What you should do :: What's needed is an exact copy of all the data below, without pictures.

Component data from apps and pages:
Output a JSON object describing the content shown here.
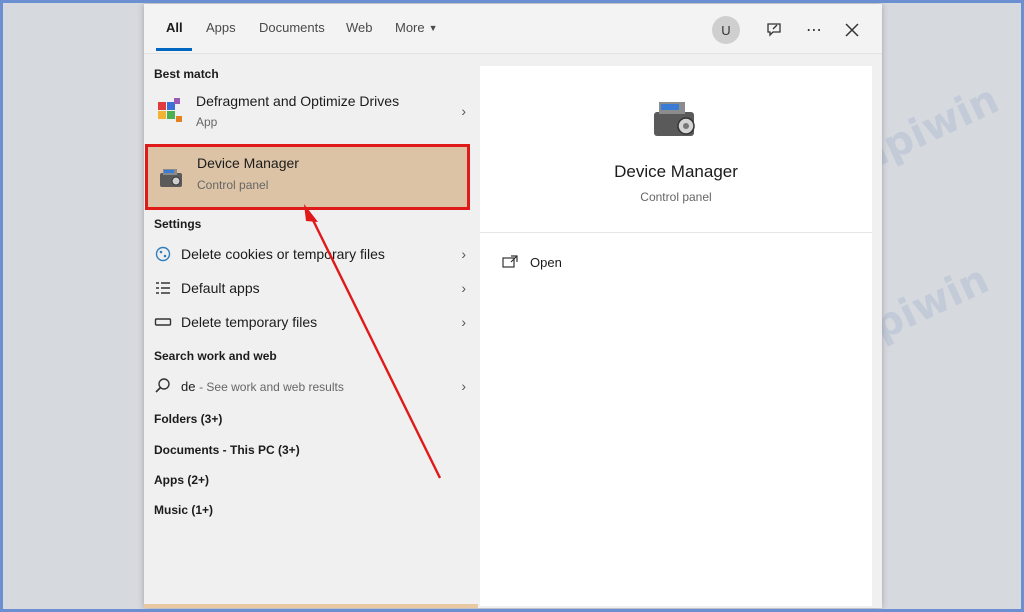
{
  "tabs": [
    {
      "label": "All",
      "active": true
    },
    {
      "label": "Apps"
    },
    {
      "label": "Documents"
    },
    {
      "label": "Web"
    },
    {
      "label": "More"
    }
  ],
  "user": {
    "initial": "U"
  },
  "sections": {
    "best_match": "Best match",
    "settings": "Settings",
    "search_web": "Search work and web",
    "folders": "Folders (3+)",
    "documents": "Documents - This PC (3+)",
    "apps": "Apps (2+)",
    "music": "Music (1+)"
  },
  "results": {
    "defrag": {
      "title": "Defragment and Optimize Drives",
      "sub": "App"
    },
    "device_manager": {
      "title": "Device Manager",
      "sub": "Control panel"
    }
  },
  "settings_items": [
    {
      "label": "Delete cookies or temporary files"
    },
    {
      "label": "Default apps"
    },
    {
      "label": "Delete temporary files"
    }
  ],
  "web": {
    "query": "de",
    "hint": "- See work and web results"
  },
  "preview": {
    "title": "Device Manager",
    "sub": "Control panel",
    "action": "Open"
  },
  "watermark": "kompiwin",
  "colors": {
    "highlight": "#dcc3a6",
    "annotation": "#e01919",
    "accent": "#0067c0"
  }
}
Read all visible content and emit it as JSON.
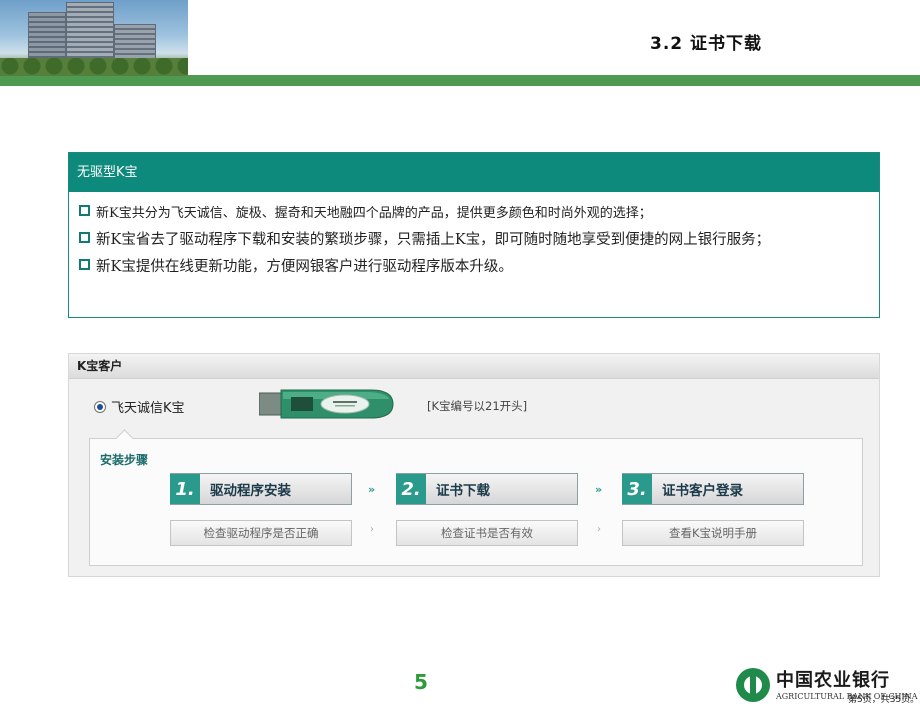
{
  "header": {
    "title": "3.2 证书下载"
  },
  "info": {
    "title": "无驱型K宝",
    "items": [
      "新K宝共分为飞天诚信、旋极、握奇和天地融四个品牌的产品，提供更多颜色和时尚外观的选择；",
      "新K宝省去了驱动程序下载和安装的繁琐步骤，只需插上K宝，即可随时随地享受到便捷的网上银行服务；",
      "新K宝提供在线更新功能，方便网银客户进行驱动程序版本升级。"
    ]
  },
  "panel": {
    "title": "K宝客户",
    "option_label": "飞天诚信K宝",
    "note": "[K宝编号以21开头]",
    "section_title": "安装步骤",
    "steps": [
      {
        "num": "1.",
        "label": "驱动程序安装"
      },
      {
        "num": "2.",
        "label": "证书下载"
      },
      {
        "num": "3.",
        "label": "证书客户登录"
      }
    ],
    "arrow": "»",
    "sub_actions": [
      "检查驱动程序是否正确",
      "检查证书是否有效",
      "查看K宝说明手册"
    ],
    "separator": "›"
  },
  "footer": {
    "page_number": "5",
    "bank_name_cn": "中国农业银行",
    "bank_name_en": "AGRICULTURAL BANK OF CHINA",
    "page_info": "第5页，共35页。"
  },
  "colors": {
    "brand_green": "#4f9a51",
    "teal": "#0e8a7c"
  }
}
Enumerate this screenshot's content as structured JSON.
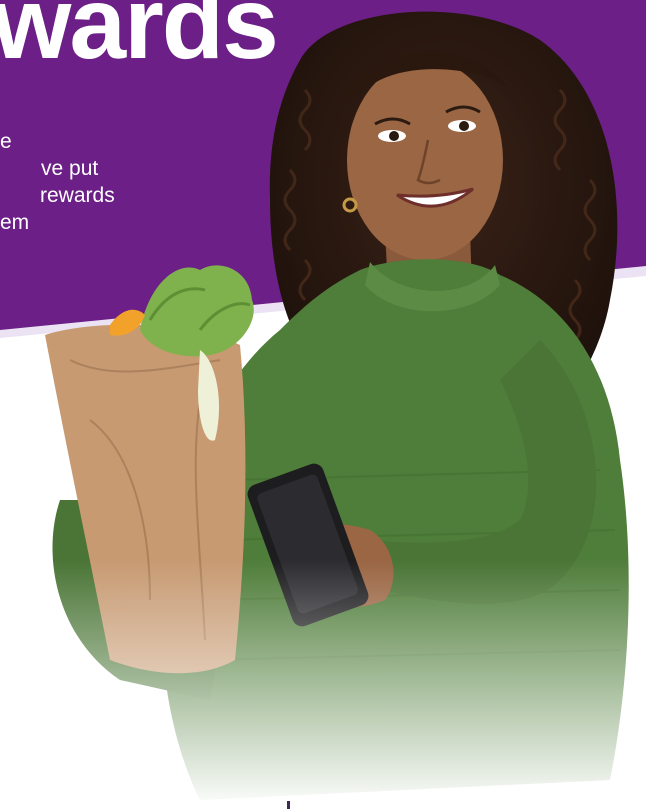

Exercise solution ::
Output a JSON object describing the content shown here.
{
  "tabs": [
    {
      "label": "All",
      "active": true
    },
    {
      "label": "Apps"
    },
    {
      "label": "Documents"
    },
    {
      "label": "Web"
    },
    {
      "label": "More"
    }
  ],
  "user": {
    "initial": "U"
  },
  "sections": {
    "best_match": "Best match",
    "settings": "Settings",
    "search_web": "Search work and web",
    "folders": "Folders (3+)",
    "documents": "Documents - This PC (3+)",
    "apps": "Apps (2+)",
    "music": "Music (1+)"
  },
  "results": {
    "defrag": {
      "title": "Defragment and Optimize Drives",
      "sub": "App"
    },
    "device_manager": {
      "title": "Device Manager",
      "sub": "Control panel"
    }
  },
  "settings_items": [
    {
      "label": "Delete cookies or temporary files"
    },
    {
      "label": "Default apps"
    },
    {
      "label": "Delete temporary files"
    }
  ],
  "web": {
    "query": "de",
    "hint": "- See work and web results"
  },
  "preview": {
    "title": "Device Manager",
    "sub": "Control panel",
    "action": "Open"
  },
  "watermark": "kompiwin",
  "colors": {
    "highlight": "#dcc3a6",
    "annotation": "#e01919",
    "accent": "#0067c0"
  }
}
Read all visible content and emit it as JSON.
{
  "header": {
    "title": "3.2 证书下载"
  },
  "info": {
    "title": "无驱型K宝",
    "items": [
      "新K宝共分为飞天诚信、旋极、握奇和天地融四个品牌的产品，提供更多颜色和时尚外观的选择；",
      "新K宝省去了驱动程序下载和安装的繁琐步骤，只需插上K宝，即可随时随地享受到便捷的网上银行服务；",
      "新K宝提供在线更新功能，方便网银客户进行驱动程序版本升级。"
    ]
  },
  "panel": {
    "title": "K宝客户",
    "option_label": "飞天诚信K宝",
    "note": "[K宝编号以21开头]",
    "section_title": "安装步骤",
    "steps": [
      {
        "num": "1.",
        "label": "驱动程序安装"
      },
      {
        "num": "2.",
        "label": "证书下载"
      },
      {
        "num": "3.",
        "label": "证书客户登录"
      }
    ],
    "arrow": "»",
    "sub_actions": [
      "检查驱动程序是否正确",
      "检查证书是否有效",
      "查看K宝说明手册"
    ],
    "separator": "›"
  },
  "footer": {
    "page_number": "5",
    "bank_name_cn": "中国农业银行",
    "bank_name_en": "AGRICULTURAL BANK OF CHINA",
    "page_info": "第5页，共35页。"
  },
  "colors": {
    "brand_green": "#4f9a51",
    "teal": "#0e8a7c"
  }
}
Enumerate this screenshot's content as structured JSON.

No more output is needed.